Separation of handling of the politics from project implementation will certainly go a long way in allowing the executive in charge of the project to concentrate on implementation. The skill sets required for the politics and project execution are distinct. The type of structure suggested will breathe new life into project implementation as the top executive chosen for implementation will have the experience, knowledge and the time required to address the day-to-day project challenges. The sponsors for the project should develop policies and procedures to provide the project executive all the needed tools and personnel.
There is also a need to incentivize key employees by raising their compensation for maximizing their effort toward all-round success. To deal with exigencies, the project’s top executive should be given financial authority to approve changes within the contingencies of the project budget, that is, within the funds and the time allocated. This is where the committee overseeing project implementation can exercise its authority.
The chief appointed to manage the politics of the project should know the pulse on its financial state, the hurdles put in front of the project by interested parties, demands for changes, and unreasonable real estate owners’ demands, etc., besides engaging with the public and media on the project’s true status. This chief should also be exploring and seeking additional financial resources in the form of grants wherever available, particularly from stakeholders who draw financial benefits from the project, in addition to promoting the project among the legislative bodies.
There have always been blame-games because of the present organizational structure. It is thus prudent to seriously consider changes in the existing structure so that professionals can do their job and be proud of their hard work and good results. Bad publicity, deserved or otherwise, can force project execution professionals to rethink their future because such bad publicity can push them out of the market.
Technology alone can’t solve this problem.

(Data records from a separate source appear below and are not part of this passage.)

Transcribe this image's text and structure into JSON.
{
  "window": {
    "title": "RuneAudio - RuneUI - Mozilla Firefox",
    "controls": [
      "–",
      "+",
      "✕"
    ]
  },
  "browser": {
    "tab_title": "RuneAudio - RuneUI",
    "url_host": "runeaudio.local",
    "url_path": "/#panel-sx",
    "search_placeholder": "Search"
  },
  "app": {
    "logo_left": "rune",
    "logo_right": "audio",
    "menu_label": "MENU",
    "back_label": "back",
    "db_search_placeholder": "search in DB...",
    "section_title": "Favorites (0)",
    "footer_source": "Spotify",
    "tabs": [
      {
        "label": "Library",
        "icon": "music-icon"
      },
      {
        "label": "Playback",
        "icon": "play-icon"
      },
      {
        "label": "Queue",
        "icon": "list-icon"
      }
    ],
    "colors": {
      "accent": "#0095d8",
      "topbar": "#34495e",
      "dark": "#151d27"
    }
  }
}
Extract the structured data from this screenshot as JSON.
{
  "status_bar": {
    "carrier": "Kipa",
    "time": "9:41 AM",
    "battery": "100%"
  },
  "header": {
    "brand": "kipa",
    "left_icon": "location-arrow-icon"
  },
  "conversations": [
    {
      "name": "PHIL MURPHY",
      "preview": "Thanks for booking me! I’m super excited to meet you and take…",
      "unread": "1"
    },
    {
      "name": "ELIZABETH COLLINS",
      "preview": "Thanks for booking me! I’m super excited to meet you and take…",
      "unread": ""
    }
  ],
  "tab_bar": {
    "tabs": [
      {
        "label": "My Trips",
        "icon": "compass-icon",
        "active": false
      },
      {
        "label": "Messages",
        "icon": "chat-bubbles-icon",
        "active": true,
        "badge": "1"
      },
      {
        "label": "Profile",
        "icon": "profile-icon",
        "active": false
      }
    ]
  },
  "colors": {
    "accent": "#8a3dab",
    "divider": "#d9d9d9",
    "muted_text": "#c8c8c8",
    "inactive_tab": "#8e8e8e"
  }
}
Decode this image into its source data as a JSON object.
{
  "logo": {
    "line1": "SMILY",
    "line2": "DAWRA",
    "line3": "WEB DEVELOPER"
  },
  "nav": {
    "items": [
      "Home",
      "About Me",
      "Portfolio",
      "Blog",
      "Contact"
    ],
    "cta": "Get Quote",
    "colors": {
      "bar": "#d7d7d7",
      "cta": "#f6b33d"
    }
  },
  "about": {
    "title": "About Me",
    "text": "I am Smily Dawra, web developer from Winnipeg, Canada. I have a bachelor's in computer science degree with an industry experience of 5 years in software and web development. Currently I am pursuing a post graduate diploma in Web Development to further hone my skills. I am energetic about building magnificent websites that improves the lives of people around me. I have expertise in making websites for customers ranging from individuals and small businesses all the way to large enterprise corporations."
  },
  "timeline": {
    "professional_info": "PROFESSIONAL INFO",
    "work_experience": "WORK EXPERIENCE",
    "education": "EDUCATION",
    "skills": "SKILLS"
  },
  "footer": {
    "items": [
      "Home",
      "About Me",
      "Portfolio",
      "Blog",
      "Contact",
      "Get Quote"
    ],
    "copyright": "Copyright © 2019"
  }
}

We need seasoned and highly competent professionals on the job to succeed.